**EXERCISE DIRECTIONS**
Whatever appears in the data below, copy it exactly.

[Collected data entries]
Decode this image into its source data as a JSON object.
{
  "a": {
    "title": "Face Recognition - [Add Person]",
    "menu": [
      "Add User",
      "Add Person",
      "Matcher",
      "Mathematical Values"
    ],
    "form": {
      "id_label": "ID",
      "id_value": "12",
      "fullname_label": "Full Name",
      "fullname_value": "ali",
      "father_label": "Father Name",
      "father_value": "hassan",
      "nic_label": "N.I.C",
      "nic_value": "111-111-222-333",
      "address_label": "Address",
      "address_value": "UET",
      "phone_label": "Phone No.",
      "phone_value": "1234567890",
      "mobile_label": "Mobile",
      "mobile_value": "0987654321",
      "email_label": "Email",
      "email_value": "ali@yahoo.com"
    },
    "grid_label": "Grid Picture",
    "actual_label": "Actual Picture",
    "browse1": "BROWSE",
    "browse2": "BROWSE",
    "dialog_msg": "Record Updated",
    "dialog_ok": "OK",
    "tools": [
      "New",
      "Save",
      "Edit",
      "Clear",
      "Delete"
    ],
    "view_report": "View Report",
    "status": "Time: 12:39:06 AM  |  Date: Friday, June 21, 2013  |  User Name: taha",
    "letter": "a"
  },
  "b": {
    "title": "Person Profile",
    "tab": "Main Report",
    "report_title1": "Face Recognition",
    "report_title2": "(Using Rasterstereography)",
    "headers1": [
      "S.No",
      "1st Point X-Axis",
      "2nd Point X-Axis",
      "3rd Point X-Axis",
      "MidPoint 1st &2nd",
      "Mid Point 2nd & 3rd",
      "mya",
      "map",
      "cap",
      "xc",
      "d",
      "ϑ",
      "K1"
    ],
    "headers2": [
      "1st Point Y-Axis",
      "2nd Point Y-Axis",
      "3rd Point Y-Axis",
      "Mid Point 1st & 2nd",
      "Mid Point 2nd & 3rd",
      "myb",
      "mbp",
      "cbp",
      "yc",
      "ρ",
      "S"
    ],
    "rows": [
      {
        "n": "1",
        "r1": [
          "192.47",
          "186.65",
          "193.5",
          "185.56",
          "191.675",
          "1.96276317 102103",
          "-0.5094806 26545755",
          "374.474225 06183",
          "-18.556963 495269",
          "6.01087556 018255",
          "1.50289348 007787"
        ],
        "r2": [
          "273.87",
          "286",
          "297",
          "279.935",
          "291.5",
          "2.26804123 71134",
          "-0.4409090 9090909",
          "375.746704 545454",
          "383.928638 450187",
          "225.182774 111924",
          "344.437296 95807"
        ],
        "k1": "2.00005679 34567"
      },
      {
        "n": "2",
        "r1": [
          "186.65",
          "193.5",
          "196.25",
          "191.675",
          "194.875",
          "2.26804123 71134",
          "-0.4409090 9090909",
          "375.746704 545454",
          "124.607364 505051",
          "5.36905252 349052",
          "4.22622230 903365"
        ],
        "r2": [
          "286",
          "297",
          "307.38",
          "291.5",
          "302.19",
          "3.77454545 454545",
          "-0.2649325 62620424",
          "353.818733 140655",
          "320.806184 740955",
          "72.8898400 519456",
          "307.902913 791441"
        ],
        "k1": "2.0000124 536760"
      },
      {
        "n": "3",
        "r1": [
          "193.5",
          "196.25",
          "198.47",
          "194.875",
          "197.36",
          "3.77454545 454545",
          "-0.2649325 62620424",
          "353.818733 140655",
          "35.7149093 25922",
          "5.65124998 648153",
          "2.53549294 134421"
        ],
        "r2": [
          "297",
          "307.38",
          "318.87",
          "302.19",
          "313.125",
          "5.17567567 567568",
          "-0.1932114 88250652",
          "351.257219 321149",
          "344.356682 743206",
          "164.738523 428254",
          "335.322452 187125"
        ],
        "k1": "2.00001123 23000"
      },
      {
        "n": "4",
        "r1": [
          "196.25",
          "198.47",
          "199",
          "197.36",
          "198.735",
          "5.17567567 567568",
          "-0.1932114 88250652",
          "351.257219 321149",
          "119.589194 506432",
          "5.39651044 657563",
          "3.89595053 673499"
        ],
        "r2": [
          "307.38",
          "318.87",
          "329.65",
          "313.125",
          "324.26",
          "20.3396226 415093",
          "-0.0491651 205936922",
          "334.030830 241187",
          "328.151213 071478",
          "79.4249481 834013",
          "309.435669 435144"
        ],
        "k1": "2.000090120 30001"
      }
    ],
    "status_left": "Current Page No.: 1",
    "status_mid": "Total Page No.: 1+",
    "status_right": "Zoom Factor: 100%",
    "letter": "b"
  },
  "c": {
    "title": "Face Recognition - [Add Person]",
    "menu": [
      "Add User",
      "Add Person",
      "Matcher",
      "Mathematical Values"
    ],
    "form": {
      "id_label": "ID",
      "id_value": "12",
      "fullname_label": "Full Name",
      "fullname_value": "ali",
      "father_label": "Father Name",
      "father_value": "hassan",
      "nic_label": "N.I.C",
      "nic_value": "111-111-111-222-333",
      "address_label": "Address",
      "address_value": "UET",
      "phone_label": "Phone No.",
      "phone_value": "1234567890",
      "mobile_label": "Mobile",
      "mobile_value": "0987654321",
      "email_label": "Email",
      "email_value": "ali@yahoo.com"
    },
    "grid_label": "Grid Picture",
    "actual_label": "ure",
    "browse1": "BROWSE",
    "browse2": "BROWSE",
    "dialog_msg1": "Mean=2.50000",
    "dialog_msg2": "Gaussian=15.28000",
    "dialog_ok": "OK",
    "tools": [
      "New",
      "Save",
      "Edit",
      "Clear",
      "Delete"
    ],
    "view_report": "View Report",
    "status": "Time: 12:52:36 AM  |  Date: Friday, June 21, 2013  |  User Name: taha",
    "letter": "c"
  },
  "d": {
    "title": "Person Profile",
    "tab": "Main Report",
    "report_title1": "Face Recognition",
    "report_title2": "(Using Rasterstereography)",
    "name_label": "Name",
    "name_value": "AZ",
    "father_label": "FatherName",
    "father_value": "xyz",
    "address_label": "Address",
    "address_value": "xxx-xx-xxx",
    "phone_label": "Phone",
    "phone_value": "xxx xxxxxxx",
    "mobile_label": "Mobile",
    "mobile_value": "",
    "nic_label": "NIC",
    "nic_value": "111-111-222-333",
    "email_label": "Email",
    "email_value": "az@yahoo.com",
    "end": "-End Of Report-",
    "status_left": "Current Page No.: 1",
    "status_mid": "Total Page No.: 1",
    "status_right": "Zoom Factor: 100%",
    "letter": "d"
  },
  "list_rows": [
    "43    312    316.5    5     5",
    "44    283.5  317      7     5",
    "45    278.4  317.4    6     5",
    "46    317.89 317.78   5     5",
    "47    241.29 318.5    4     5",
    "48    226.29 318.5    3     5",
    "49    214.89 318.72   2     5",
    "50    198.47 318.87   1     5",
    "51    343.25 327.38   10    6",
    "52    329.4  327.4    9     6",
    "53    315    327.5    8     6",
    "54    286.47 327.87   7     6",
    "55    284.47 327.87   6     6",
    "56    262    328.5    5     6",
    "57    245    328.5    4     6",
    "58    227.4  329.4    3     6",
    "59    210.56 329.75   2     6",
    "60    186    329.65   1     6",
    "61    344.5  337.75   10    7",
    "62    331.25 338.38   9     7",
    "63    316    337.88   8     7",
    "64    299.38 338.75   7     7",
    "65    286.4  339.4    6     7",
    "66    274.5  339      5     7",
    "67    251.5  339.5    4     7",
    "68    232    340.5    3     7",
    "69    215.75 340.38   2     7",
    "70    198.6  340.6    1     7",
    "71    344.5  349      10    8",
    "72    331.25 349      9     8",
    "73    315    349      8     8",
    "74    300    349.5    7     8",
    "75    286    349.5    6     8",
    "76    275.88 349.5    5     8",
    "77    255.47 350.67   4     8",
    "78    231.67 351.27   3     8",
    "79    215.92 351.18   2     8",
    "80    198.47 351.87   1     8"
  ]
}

**EXERCISE SOLUTION**
Decode this image into its source data as a JSON object.
{
  "a": {
    "title": "Face Recognition - [Add Person]",
    "menu": [
      "Add User",
      "Add Person",
      "Matcher",
      "Mathematical Values"
    ],
    "form": {
      "id_label": "ID",
      "id_value": "12",
      "fullname_label": "Full Name",
      "fullname_value": "ali",
      "father_label": "Father Name",
      "father_value": "hassan",
      "nic_label": "N.I.C",
      "nic_value": "111-111-222-333",
      "address_label": "Address",
      "address_value": "UET",
      "phone_label": "Phone No.",
      "phone_value": "1234567890",
      "mobile_label": "Mobile",
      "mobile_value": "0987654321",
      "email_label": "Email",
      "email_value": "ali@yahoo.com"
    },
    "grid_label": "Grid Picture",
    "actual_label": "Actual Picture",
    "browse1": "BROWSE",
    "browse2": "BROWSE",
    "dialog_msg": "Record Updated",
    "dialog_ok": "OK",
    "tools": [
      "New",
      "Save",
      "Edit",
      "Clear",
      "Delete"
    ],
    "view_report": "View Report",
    "status": "Time: 12:39:06 AM  |  Date: Friday, June 21, 2013  |  User Name: taha",
    "letter": "a"
  },
  "b": {
    "title": "Person Profile",
    "tab": "Main Report",
    "report_title1": "Face Recognition",
    "report_title2": "(Using Rasterstereography)",
    "headers1": [
      "S.No",
      "1st Point X-Axis",
      "2nd Point X-Axis",
      "3rd Point X-Axis",
      "MidPoint 1st &2nd",
      "Mid Point 2nd & 3rd",
      "mya",
      "map",
      "cap",
      "xc",
      "d",
      "ϑ",
      "K1"
    ],
    "headers2": [
      "1st Point Y-Axis",
      "2nd Point Y-Axis",
      "3rd Point Y-Axis",
      "Mid Point 1st & 2nd",
      "Mid Point 2nd & 3rd",
      "myb",
      "mbp",
      "cbp",
      "yc",
      "ρ",
      "S"
    ],
    "rows": [
      {
        "n": "1",
        "r1": [
          "192.47",
          "186.65",
          "193.5",
          "185.56",
          "191.675",
          "1.96276317 102103",
          "-0.5094806 26545755",
          "374.474225 06183",
          "-18.556963 495269",
          "6.01087556 018255",
          "1.50289348 007787"
        ],
        "r2": [
          "273.87",
          "286",
          "297",
          "279.935",
          "291.5",
          "2.26804123 71134",
          "-0.4409090 9090909",
          "375.746704 545454",
          "383.928638 450187",
          "225.182774 111924",
          "344.437296 95807"
        ],
        "k1": "2.00005679 34567"
      },
      {
        "n": "2",
        "r1": [
          "186.65",
          "193.5",
          "196.25",
          "191.675",
          "194.875",
          "2.26804123 71134",
          "-0.4409090 9090909",
          "375.746704 545454",
          "124.607364 505051",
          "5.36905252 349052",
          "4.22622230 903365"
        ],
        "r2": [
          "286",
          "297",
          "307.38",
          "291.5",
          "302.19",
          "3.77454545 454545",
          "-0.2649325 62620424",
          "353.818733 140655",
          "320.806184 740955",
          "72.8898400 519456",
          "307.902913 791441"
        ],
        "k1": "2.0000124 536760"
      },
      {
        "n": "3",
        "r1": [
          "193.5",
          "196.25",
          "198.47",
          "194.875",
          "197.36",
          "3.77454545 454545",
          "-0.2649325 62620424",
          "353.818733 140655",
          "35.7149093 25922",
          "5.65124998 648153",
          "2.53549294 134421"
        ],
        "r2": [
          "297",
          "307.38",
          "318.87",
          "302.19",
          "313.125",
          "5.17567567 567568",
          "-0.1932114 88250652",
          "351.257219 321149",
          "344.356682 743206",
          "164.738523 428254",
          "335.322452 187125"
        ],
        "k1": "2.00001123 23000"
      },
      {
        "n": "4",
        "r1": [
          "196.25",
          "198.47",
          "199",
          "197.36",
          "198.735",
          "5.17567567 567568",
          "-0.1932114 88250652",
          "351.257219 321149",
          "119.589194 506432",
          "5.39651044 657563",
          "3.89595053 673499"
        ],
        "r2": [
          "307.38",
          "318.87",
          "329.65",
          "313.125",
          "324.26",
          "20.3396226 415093",
          "-0.0491651 205936922",
          "334.030830 241187",
          "328.151213 071478",
          "79.4249481 834013",
          "309.435669 435144"
        ],
        "k1": "2.000090120 30001"
      }
    ],
    "status_left": "Current Page No.: 1",
    "status_mid": "Total Page No.: 1+",
    "status_right": "Zoom Factor: 100%",
    "letter": "b"
  },
  "c": {
    "title": "Face Recognition - [Add Person]",
    "menu": [
      "Add User",
      "Add Person",
      "Matcher",
      "Mathematical Values"
    ],
    "form": {
      "id_label": "ID",
      "id_value": "12",
      "fullname_label": "Full Name",
      "fullname_value": "ali",
      "father_label": "Father Name",
      "father_value": "hassan",
      "nic_label": "N.I.C",
      "nic_value": "111-111-111-222-333",
      "address_label": "Address",
      "address_value": "UET",
      "phone_label": "Phone No.",
      "phone_value": "1234567890",
      "mobile_label": "Mobile",
      "mobile_value": "0987654321",
      "email_label": "Email",
      "email_value": "ali@yahoo.com"
    },
    "grid_label": "Grid Picture",
    "actual_label": "ure",
    "browse1": "BROWSE",
    "browse2": "BROWSE",
    "dialog_msg1": "Mean=2.50000",
    "dialog_msg2": "Gaussian=15.28000",
    "dialog_ok": "OK",
    "tools": [
      "New",
      "Save",
      "Edit",
      "Clear",
      "Delete"
    ],
    "view_report": "View Report",
    "status": "Time: 12:52:36 AM  |  Date: Friday, June 21, 2013  |  User Name: taha",
    "letter": "c"
  },
  "d": {
    "title": "Person Profile",
    "tab": "Main Report",
    "report_title1": "Face Recognition",
    "report_title2": "(Using Rasterstereography)",
    "name_label": "Name",
    "name_value": "AZ",
    "father_label": "FatherName",
    "father_value": "xyz",
    "address_label": "Address",
    "address_value": "xxx-xx-xxx",
    "phone_label": "Phone",
    "phone_value": "xxx xxxxxxx",
    "mobile_label": "Mobile",
    "mobile_value": "",
    "nic_label": "NIC",
    "nic_value": "111-111-222-333",
    "email_label": "Email",
    "email_value": "az@yahoo.com",
    "end": "-End Of Report-",
    "status_left": "Current Page No.: 1",
    "status_mid": "Total Page No.: 1",
    "status_right": "Zoom Factor: 100%",
    "letter": "d"
  },
  "list_rows": [
    "43    312    316.5    5     5",
    "44    283.5  317      7     5",
    "45    278.4  317.4    6     5",
    "46    317.89 317.78   5     5",
    "47    241.29 318.5    4     5",
    "48    226.29 318.5    3     5",
    "49    214.89 318.72   2     5",
    "50    198.47 318.87   1     5",
    "51    343.25 327.38   10    6",
    "52    329.4  327.4    9     6",
    "53    315    327.5    8     6",
    "54    286.47 327.87   7     6",
    "55    284.47 327.87   6     6",
    "56    262    328.5    5     6",
    "57    245    328.5    4     6",
    "58    227.4  329.4    3     6",
    "59    210.56 329.75   2     6",
    "60    186    329.65   1     6",
    "61    344.5  337.75   10    7",
    "62    331.25 338.38   9     7",
    "63    316    337.88   8     7",
    "64    299.38 338.75   7     7",
    "65    286.4  339.4    6     7",
    "66    274.5  339      5     7",
    "67    251.5  339.5    4     7",
    "68    232    340.5    3     7",
    "69    215.75 340.38   2     7",
    "70    198.6  340.6    1     7",
    "71    344.5  349      10    8",
    "72    331.25 349      9     8",
    "73    315    349      8     8",
    "74    300    349.5    7     8",
    "75    286    349.5    6     8",
    "76    275.88 349.5    5     8",
    "77    255.47 350.67   4     8",
    "78    231.67 351.27   3     8",
    "79    215.92 351.18   2     8",
    "80    198.47 351.87   1     8"
  ]
}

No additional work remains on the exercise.